WHAT THIS TASK INVOLVES >> Output every line of the data exactly as it appears.
--- START ---
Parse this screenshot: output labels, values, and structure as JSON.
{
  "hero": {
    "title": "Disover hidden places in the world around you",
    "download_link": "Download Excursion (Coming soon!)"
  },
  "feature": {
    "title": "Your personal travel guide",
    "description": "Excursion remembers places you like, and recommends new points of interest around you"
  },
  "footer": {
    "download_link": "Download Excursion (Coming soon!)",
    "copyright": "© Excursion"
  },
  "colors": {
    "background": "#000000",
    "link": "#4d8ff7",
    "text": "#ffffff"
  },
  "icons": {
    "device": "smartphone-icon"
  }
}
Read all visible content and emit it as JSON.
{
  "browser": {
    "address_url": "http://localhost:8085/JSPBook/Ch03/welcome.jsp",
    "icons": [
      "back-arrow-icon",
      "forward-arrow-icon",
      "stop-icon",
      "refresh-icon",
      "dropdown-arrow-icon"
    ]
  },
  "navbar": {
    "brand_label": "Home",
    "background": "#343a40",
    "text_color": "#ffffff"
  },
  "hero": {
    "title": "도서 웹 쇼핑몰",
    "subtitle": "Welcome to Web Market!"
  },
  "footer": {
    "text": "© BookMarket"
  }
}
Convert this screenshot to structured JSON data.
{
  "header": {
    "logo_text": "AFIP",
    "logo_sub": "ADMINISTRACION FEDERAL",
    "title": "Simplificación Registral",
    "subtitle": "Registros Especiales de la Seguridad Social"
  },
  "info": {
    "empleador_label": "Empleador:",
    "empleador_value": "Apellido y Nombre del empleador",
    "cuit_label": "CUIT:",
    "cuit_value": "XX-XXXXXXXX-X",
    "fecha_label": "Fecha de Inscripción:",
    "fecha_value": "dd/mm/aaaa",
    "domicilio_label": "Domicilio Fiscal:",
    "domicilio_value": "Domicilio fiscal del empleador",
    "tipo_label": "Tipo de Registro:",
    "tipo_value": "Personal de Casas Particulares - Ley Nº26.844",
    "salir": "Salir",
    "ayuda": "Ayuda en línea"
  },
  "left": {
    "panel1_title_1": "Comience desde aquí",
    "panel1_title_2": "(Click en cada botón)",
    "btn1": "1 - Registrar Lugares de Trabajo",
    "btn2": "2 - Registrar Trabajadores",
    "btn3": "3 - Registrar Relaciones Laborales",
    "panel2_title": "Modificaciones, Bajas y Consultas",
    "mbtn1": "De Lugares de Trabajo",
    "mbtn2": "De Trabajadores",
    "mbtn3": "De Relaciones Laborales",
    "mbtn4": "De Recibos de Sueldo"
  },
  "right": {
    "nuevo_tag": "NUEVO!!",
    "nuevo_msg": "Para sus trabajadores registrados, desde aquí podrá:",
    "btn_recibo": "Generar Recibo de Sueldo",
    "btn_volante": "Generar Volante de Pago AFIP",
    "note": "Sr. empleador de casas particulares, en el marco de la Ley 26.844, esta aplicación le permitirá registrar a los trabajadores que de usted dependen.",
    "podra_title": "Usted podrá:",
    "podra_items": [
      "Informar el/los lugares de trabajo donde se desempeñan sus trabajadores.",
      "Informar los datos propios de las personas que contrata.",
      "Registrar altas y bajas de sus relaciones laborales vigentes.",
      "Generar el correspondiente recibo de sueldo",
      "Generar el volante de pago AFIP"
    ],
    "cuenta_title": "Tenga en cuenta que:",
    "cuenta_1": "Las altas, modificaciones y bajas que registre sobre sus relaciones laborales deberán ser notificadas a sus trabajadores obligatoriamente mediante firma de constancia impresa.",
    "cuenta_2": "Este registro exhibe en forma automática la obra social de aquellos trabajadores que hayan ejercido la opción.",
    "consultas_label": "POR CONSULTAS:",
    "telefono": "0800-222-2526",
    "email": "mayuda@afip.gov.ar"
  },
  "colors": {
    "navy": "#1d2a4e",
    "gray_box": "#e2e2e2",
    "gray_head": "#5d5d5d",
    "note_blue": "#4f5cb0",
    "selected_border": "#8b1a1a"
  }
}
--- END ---
WRITTEN RESPONSE >>
Parse this screenshot: output labels, values, and structure as JSON.
{
  "hero": {
    "title": "Disover hidden places in the world around you",
    "download_link": "Download Excursion (Coming soon!)"
  },
  "feature": {
    "title": "Your personal travel guide",
    "description": "Excursion remembers places you like, and recommends new points of interest around you"
  },
  "footer": {
    "download_link": "Download Excursion (Coming soon!)",
    "copyright": "© Excursion"
  },
  "colors": {
    "background": "#000000",
    "link": "#4d8ff7",
    "text": "#ffffff"
  },
  "icons": {
    "device": "smartphone-icon"
  }
}
Read all visible content and emit it as JSON.
{
  "browser": {
    "address_url": "http://localhost:8085/JSPBook/Ch03/welcome.jsp",
    "icons": [
      "back-arrow-icon",
      "forward-arrow-icon",
      "stop-icon",
      "refresh-icon",
      "dropdown-arrow-icon"
    ]
  },
  "navbar": {
    "brand_label": "Home",
    "background": "#343a40",
    "text_color": "#ffffff"
  },
  "hero": {
    "title": "도서 웹 쇼핑몰",
    "subtitle": "Welcome to Web Market!"
  },
  "footer": {
    "text": "© BookMarket"
  }
}
Convert this screenshot to structured JSON data.
{
  "header": {
    "logo_text": "AFIP",
    "logo_sub": "ADMINISTRACION FEDERAL",
    "title": "Simplificación Registral",
    "subtitle": "Registros Especiales de la Seguridad Social"
  },
  "info": {
    "empleador_label": "Empleador:",
    "empleador_value": "Apellido y Nombre del empleador",
    "cuit_label": "CUIT:",
    "cuit_value": "XX-XXXXXXXX-X",
    "fecha_label": "Fecha de Inscripción:",
    "fecha_value": "dd/mm/aaaa",
    "domicilio_label": "Domicilio Fiscal:",
    "domicilio_value": "Domicilio fiscal del empleador",
    "tipo_label": "Tipo de Registro:",
    "tipo_value": "Personal de Casas Particulares - Ley Nº26.844",
    "salir": "Salir",
    "ayuda": "Ayuda en línea"
  },
  "left": {
    "panel1_title_1": "Comience desde aquí",
    "panel1_title_2": "(Click en cada botón)",
    "btn1": "1 - Registrar Lugares de Trabajo",
    "btn2": "2 - Registrar Trabajadores",
    "btn3": "3 - Registrar Relaciones Laborales",
    "panel2_title": "Modificaciones, Bajas y Consultas",
    "mbtn1": "De Lugares de Trabajo",
    "mbtn2": "De Trabajadores",
    "mbtn3": "De Relaciones Laborales",
    "mbtn4": "De Recibos de Sueldo"
  },
  "right": {
    "nuevo_tag": "NUEVO!!",
    "nuevo_msg": "Para sus trabajadores registrados, desde aquí podrá:",
    "btn_recibo": "Generar Recibo de Sueldo",
    "btn_volante": "Generar Volante de Pago AFIP",
    "note": "Sr. empleador de casas particulares, en el marco de la Ley 26.844, esta aplicación le permitirá registrar a los trabajadores que de usted dependen.",
    "podra_title": "Usted podrá:",
    "podra_items": [
      "Informar el/los lugares de trabajo donde se desempeñan sus trabajadores.",
      "Informar los datos propios de las personas que contrata.",
      "Registrar altas y bajas de sus relaciones laborales vigentes.",
      "Generar el correspondiente recibo de sueldo",
      "Generar el volante de pago AFIP"
    ],
    "cuenta_title": "Tenga en cuenta que:",
    "cuenta_1": "Las altas, modificaciones y bajas que registre sobre sus relaciones laborales deberán ser notificadas a sus trabajadores obligatoriamente mediante firma de constancia impresa.",
    "cuenta_2": "Este registro exhibe en forma automática la obra social de aquellos trabajadores que hayan ejercido la opción.",
    "consultas_label": "POR CONSULTAS:",
    "telefono": "0800-222-2526",
    "email": "mayuda@afip.gov.ar"
  },
  "colors": {
    "navy": "#1d2a4e",
    "gray_box": "#e2e2e2",
    "gray_head": "#5d5d5d",
    "note_blue": "#4f5cb0",
    "selected_border": "#8b1a1a"
  }
}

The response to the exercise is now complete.